Says verse 11, states, It deceived me, and through it, killed me. But here’s where the gospel comes in. For although we cannot possibly follow God’s law perfectly, God has provided for us a savior in his son, one who could, one who has. And he is the perfect one. Recalling in verse 4, We are reminded that we are united to Christ in his death and in his resurrection. That in his death, he has nailed the certificate of our debt to the cross, or by his blood, he has purchased our redemption. These are all passages which remind us and comfort us of God’s complete and perfect work of saving us. But further, many of us, this journey to the Lord The gospel working in our life, it all started with the law mirroring back to us the sin in our own life, showing each of us the utter sinfulness of our sin, bringing us to a point of despair There where we called out for salvation to the Lord. This sets us up for two quick applications. First, for ourselves. Having been freed from the legalistic or performance-based requirements of the law, don’t go back. Resist the urge to check boxes for God, to measure our days of spiritual growth through any performance metric.

You are free. You are free to be guided by the Holy spirit who will lead you into a life bearing good fruit, and that good fruit will look like loving your God and loving your neighbor. Secondly, with this in mind, consider those in your lives, friends, family members, neighbors who do not know the Lord. Some of you may even be here this morning who have never called out to God for the forgiveness found in his salvation. In that case, pray that God will intensify the pressure and the burden of his law. Which will drive our loved ones, our friends, our family members, our neighbors to their knees, praying for deliverance and for relief. And as they do, as they will experience the joy of being raised to life, of finding forgiveness and peace, and then bursting through that barren soil, they will begin to bear fruit for God’s glory. This is why we see that the law is good. It shows us the utter sinfulness of our sin and returns us right back to the savior who has purchased with his blood the payment for that sin. Let us pray. Oh, Father, thank you for your finished and complete work in your son, Jesus Christ, our savior.

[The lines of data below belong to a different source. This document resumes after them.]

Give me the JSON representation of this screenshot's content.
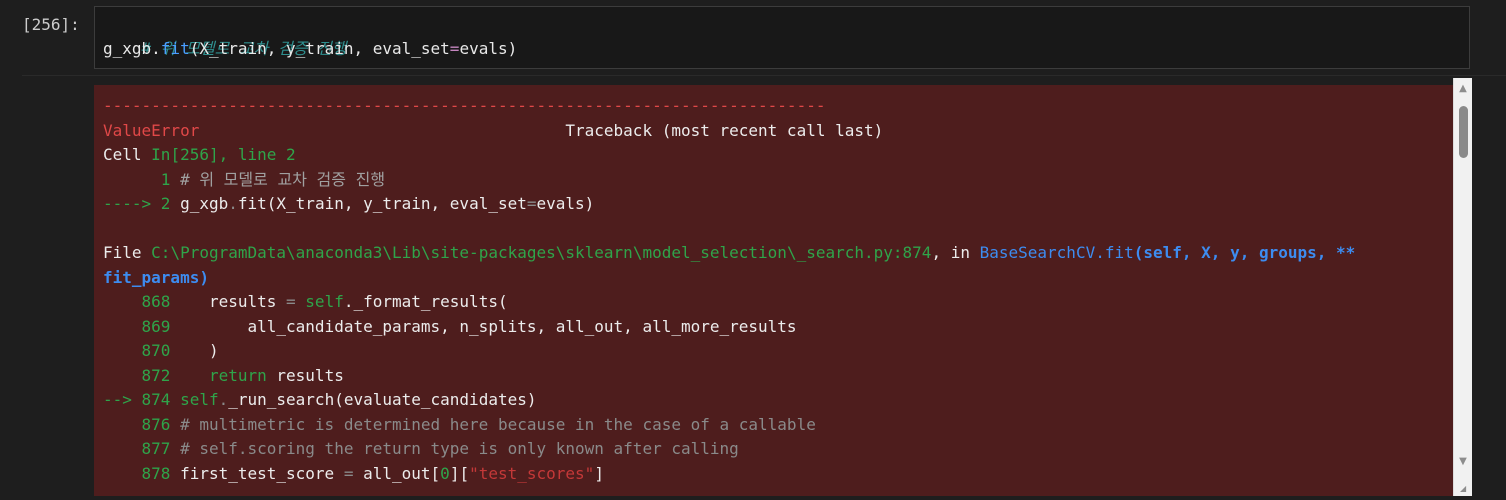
{
  "cell": {
    "prompt": "[256]:",
    "input_lines": [
      {
        "comment": "# 위 모델로 교차 검증 진행"
      },
      {
        "var": "g_xgb.",
        "fn": "fit",
        "args_a": "(X_train, y_train, eval_set",
        "eq": "=",
        "args_b": "evals)"
      }
    ]
  },
  "traceback": {
    "dashes": "---------------------------------------------------------------------------",
    "error_type": "ValueError",
    "header_right": "Traceback (most recent call last)",
    "cell_prefix": "Cell ",
    "cell_ref": "In[256], line 2",
    "line1_no": "      1 ",
    "line1_text": "# 위 모델로 교차 검증 진행",
    "arrow2": "----> 2 ",
    "line2_var": "g_xgb",
    "line2_dot": ".",
    "line2_rest": "fit(X_train, y_train, eval_set",
    "line2_eq": "=",
    "line2_end": "evals)",
    "file_prefix": "File ",
    "file_path": "C:\\ProgramData\\anaconda3\\Lib\\site-packages\\sklearn\\model_selection\\_search.py:874",
    "file_in": ", in ",
    "file_func": "BaseSearchCV.fit",
    "file_sig1": "(self, X, y, groups, **",
    "file_sig2": "fit_params)",
    "code": [
      {
        "no": "    868 ",
        "pre": "   ",
        "a": "results ",
        "b": "= ",
        "c": "self",
        "d": "._format_results("
      },
      {
        "no": "    869 ",
        "text": "       all_candidate_params, n_splits, all_out, all_more_results"
      },
      {
        "no": "    870 ",
        "text": "   )"
      },
      {
        "no": "    872 ",
        "kw": "   return",
        "rest": " results"
      }
    ],
    "arrow874": "--> 874 ",
    "line874_self": "self",
    "line874_dot": ".",
    "line874_rest": "_run_search(evaluate_candidates)",
    "line876_no": "    876 ",
    "line876_text": "# multimetric is determined here because in the case of a callable",
    "line877_no": "    877 ",
    "line877_text": "# self.scoring the return type is only known after calling",
    "line878_no": "    878 ",
    "line878_a": "first_test_score ",
    "line878_eq": "=",
    "line878_b": " all_out[",
    "line878_idx": "0",
    "line878_c": "][",
    "line878_str": "\"test_scores\"",
    "line878_d": "]"
  },
  "scrollbar": {
    "up": "▲",
    "down": "▼",
    "corner": "◢"
  }
}
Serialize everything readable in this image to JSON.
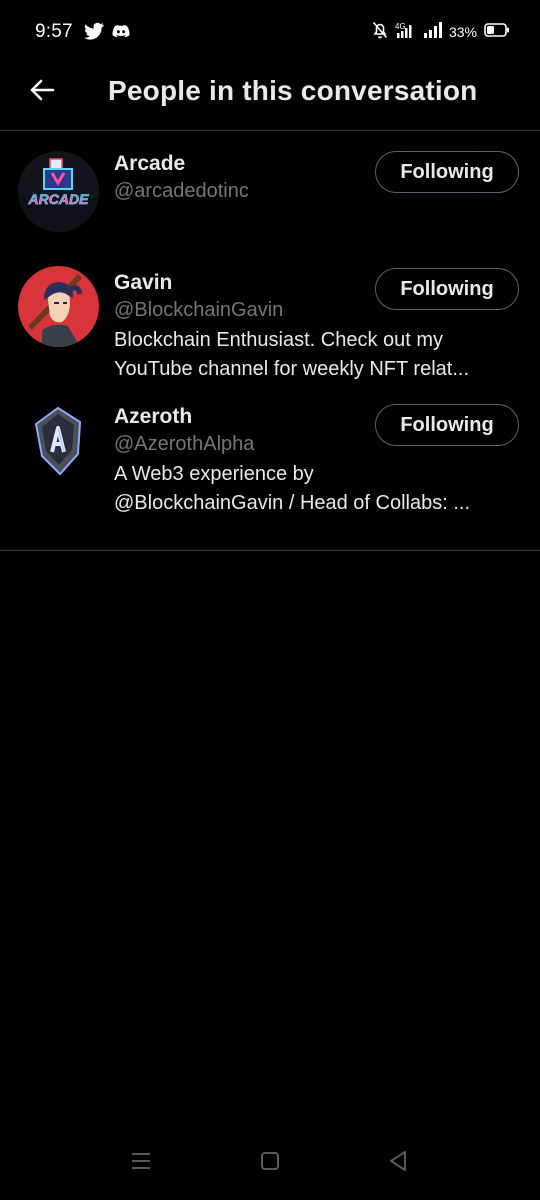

Father, you have loved us with a perfect love, and we rejoice in that. Father, we ask that you would work this truth deep into our own lives, that we would resist the urge to move back into trying to impress you with a sense of righteousness or a deep sense of morality or a comparison of ourselves with others. Father, the world screams that in our ears to try to be impressive. And you have freed us from that, for only your son is truly good. And he has done the work for us, and we need simply cling to him and his salvation. Father, I pray that in addition to releasing us, you might also help us to pray more deeply and dearly for those that we love. That we may be aware of areas in their life in which we can begin to pray or you can begin to apply, that you would apply the pressure of your law, that they would recognize the utter sinfulness of that sin, and that it’s leading them to death. And Father, that you give us wisdom and insight, love and creativity to show them where forgiveness and freedom, where peace and life are to be found.

Lord, thank you for your finished work in our lives. And we pray that we might live for your glory, for Jesus’ sake. Amen. I invite you to stand as we sing together of our redeemer. Let us stand and sing to the glory of our Lord.

Discaimer: This sermon text was generated by an automated transcription service.